Print the records exactly. Miss nothing.

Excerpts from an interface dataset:
+-------+

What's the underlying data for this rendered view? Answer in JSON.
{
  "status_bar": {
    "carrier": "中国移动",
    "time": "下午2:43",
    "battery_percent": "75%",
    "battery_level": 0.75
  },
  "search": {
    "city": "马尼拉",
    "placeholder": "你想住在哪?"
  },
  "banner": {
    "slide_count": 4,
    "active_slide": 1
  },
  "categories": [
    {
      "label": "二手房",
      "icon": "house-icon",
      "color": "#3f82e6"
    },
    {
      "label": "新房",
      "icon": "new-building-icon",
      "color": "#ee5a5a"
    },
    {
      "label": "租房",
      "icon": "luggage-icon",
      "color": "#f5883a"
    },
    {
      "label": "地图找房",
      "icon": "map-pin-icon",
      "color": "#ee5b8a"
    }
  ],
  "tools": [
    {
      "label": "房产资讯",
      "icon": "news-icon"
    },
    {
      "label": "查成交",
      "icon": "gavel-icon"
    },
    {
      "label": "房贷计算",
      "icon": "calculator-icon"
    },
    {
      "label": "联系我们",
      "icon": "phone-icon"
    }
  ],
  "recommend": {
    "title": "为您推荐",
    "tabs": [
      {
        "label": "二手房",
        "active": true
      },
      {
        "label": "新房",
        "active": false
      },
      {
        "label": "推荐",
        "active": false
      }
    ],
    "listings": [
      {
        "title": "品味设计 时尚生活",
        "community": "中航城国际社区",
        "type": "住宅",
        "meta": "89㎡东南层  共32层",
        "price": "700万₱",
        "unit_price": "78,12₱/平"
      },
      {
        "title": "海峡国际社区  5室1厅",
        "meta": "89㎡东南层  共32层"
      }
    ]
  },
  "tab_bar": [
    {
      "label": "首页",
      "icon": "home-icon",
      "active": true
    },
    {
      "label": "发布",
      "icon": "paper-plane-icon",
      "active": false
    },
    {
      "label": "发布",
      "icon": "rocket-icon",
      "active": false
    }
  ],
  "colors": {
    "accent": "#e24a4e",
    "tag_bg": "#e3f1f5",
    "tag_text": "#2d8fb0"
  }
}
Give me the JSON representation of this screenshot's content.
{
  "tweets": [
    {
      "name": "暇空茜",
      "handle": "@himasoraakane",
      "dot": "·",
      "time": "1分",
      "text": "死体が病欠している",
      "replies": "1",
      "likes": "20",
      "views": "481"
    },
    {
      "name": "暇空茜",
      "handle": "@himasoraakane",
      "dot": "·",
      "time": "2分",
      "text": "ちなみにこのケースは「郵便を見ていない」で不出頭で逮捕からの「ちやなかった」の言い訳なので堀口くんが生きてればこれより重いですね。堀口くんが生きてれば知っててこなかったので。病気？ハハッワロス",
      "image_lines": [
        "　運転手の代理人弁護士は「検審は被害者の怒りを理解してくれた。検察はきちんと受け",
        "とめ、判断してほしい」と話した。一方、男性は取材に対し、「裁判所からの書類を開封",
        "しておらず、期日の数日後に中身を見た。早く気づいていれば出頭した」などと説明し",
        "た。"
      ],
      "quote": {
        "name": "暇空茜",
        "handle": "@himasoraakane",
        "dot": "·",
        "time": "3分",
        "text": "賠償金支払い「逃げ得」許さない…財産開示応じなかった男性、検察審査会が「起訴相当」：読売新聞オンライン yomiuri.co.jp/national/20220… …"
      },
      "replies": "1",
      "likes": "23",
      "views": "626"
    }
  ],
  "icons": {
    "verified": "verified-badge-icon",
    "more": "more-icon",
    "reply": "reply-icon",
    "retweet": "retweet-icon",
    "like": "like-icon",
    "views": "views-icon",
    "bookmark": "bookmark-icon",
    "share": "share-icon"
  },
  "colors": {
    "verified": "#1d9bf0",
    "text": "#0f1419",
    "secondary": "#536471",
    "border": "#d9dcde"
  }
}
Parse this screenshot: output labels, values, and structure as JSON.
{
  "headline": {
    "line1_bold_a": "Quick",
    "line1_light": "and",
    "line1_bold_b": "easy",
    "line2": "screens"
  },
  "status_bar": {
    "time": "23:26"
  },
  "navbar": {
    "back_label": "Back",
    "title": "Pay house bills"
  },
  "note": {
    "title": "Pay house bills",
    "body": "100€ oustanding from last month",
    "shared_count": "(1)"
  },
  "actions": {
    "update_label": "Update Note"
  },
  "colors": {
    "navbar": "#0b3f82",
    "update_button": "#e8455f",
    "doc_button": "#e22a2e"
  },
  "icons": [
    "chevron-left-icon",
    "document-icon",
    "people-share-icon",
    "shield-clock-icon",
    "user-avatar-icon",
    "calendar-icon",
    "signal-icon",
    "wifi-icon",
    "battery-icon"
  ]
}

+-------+

* _Answer to the exercise_
What's the underlying data for this rendered view? Answer in JSON.
{
  "status_bar": {
    "carrier": "中国移动",
    "time": "下午2:43",
    "battery_percent": "75%",
    "battery_level": 0.75
  },
  "search": {
    "city": "马尼拉",
    "placeholder": "你想住在哪?"
  },
  "banner": {
    "slide_count": 4,
    "active_slide": 1
  },
  "categories": [
    {
      "label": "二手房",
      "icon": "house-icon",
      "color": "#3f82e6"
    },
    {
      "label": "新房",
      "icon": "new-building-icon",
      "color": "#ee5a5a"
    },
    {
      "label": "租房",
      "icon": "luggage-icon",
      "color": "#f5883a"
    },
    {
      "label": "地图找房",
      "icon": "map-pin-icon",
      "color": "#ee5b8a"
    }
  ],
  "tools": [
    {
      "label": "房产资讯",
      "icon": "news-icon"
    },
    {
      "label": "查成交",
      "icon": "gavel-icon"
    },
    {
      "label": "房贷计算",
      "icon": "calculator-icon"
    },
    {
      "label": "联系我们",
      "icon": "phone-icon"
    }
  ],
  "recommend": {
    "title": "为您推荐",
    "tabs": [
      {
        "label": "二手房",
        "active": true
      },
      {
        "label": "新房",
        "active": false
      },
      {
        "label": "推荐",
        "active": false
      }
    ],
    "listings": [
      {
        "title": "品味设计 时尚生活",
        "community": "中航城国际社区",
        "type": "住宅",
        "meta": "89㎡东南层  共32层",
        "price": "700万₱",
        "unit_price": "78,12₱/平"
      },
      {
        "title": "海峡国际社区  5室1厅",
        "meta": "89㎡东南层  共32层"
      }
    ]
  },
  "tab_bar": [
    {
      "label": "首页",
      "icon": "home-icon",
      "active": true
    },
    {
      "label": "发布",
      "icon": "paper-plane-icon",
      "active": false
    },
    {
      "label": "发布",
      "icon": "rocket-icon",
      "active": false
    }
  ],
  "colors": {
    "accent": "#e24a4e",
    "tag_bg": "#e3f1f5",
    "tag_text": "#2d8fb0"
  }
}
Give me the JSON representation of this screenshot's content.
{
  "tweets": [
    {
      "name": "暇空茜",
      "handle": "@himasoraakane",
      "dot": "·",
      "time": "1分",
      "text": "死体が病欠している",
      "replies": "1",
      "likes": "20",
      "views": "481"
    },
    {
      "name": "暇空茜",
      "handle": "@himasoraakane",
      "dot": "·",
      "time": "2分",
      "text": "ちなみにこのケースは「郵便を見ていない」で不出頭で逮捕からの「ちやなかった」の言い訳なので堀口くんが生きてればこれより重いですね。堀口くんが生きてれば知っててこなかったので。病気？ハハッワロス",
      "image_lines": [
        "　運転手の代理人弁護士は「検審は被害者の怒りを理解してくれた。検察はきちんと受け",
        "とめ、判断してほしい」と話した。一方、男性は取材に対し、「裁判所からの書類を開封",
        "しておらず、期日の数日後に中身を見た。早く気づいていれば出頭した」などと説明し",
        "た。"
      ],
      "quote": {
        "name": "暇空茜",
        "handle": "@himasoraakane",
        "dot": "·",
        "time": "3分",
        "text": "賠償金支払い「逃げ得」許さない…財産開示応じなかった男性、検察審査会が「起訴相当」：読売新聞オンライン yomiuri.co.jp/national/20220… …"
      },
      "replies": "1",
      "likes": "23",
      "views": "626"
    }
  ],
  "icons": {
    "verified": "verified-badge-icon",
    "more": "more-icon",
    "reply": "reply-icon",
    "retweet": "retweet-icon",
    "like": "like-icon",
    "views": "views-icon",
    "bookmark": "bookmark-icon",
    "share": "share-icon"
  },
  "colors": {
    "verified": "#1d9bf0",
    "text": "#0f1419",
    "secondary": "#536471",
    "border": "#d9dcde"
  }
}
Parse this screenshot: output labels, values, and structure as JSON.
{
  "headline": {
    "line1_bold_a": "Quick",
    "line1_light": "and",
    "line1_bold_b": "easy",
    "line2": "screens"
  },
  "status_bar": {
    "time": "23:26"
  },
  "navbar": {
    "back_label": "Back",
    "title": "Pay house bills"
  },
  "note": {
    "title": "Pay house bills",
    "body": "100€ oustanding from last month",
    "shared_count": "(1)"
  },
  "actions": {
    "update_label": "Update Note"
  },
  "colors": {
    "navbar": "#0b3f82",
    "update_button": "#e8455f",
    "doc_button": "#e22a2e"
  },
  "icons": [
    "chevron-left-icon",
    "document-icon",
    "people-share-icon",
    "shield-clock-icon",
    "user-avatar-icon",
    "calendar-icon",
    "signal-icon",
    "wifi-icon",
    "battery-icon"
  ]
}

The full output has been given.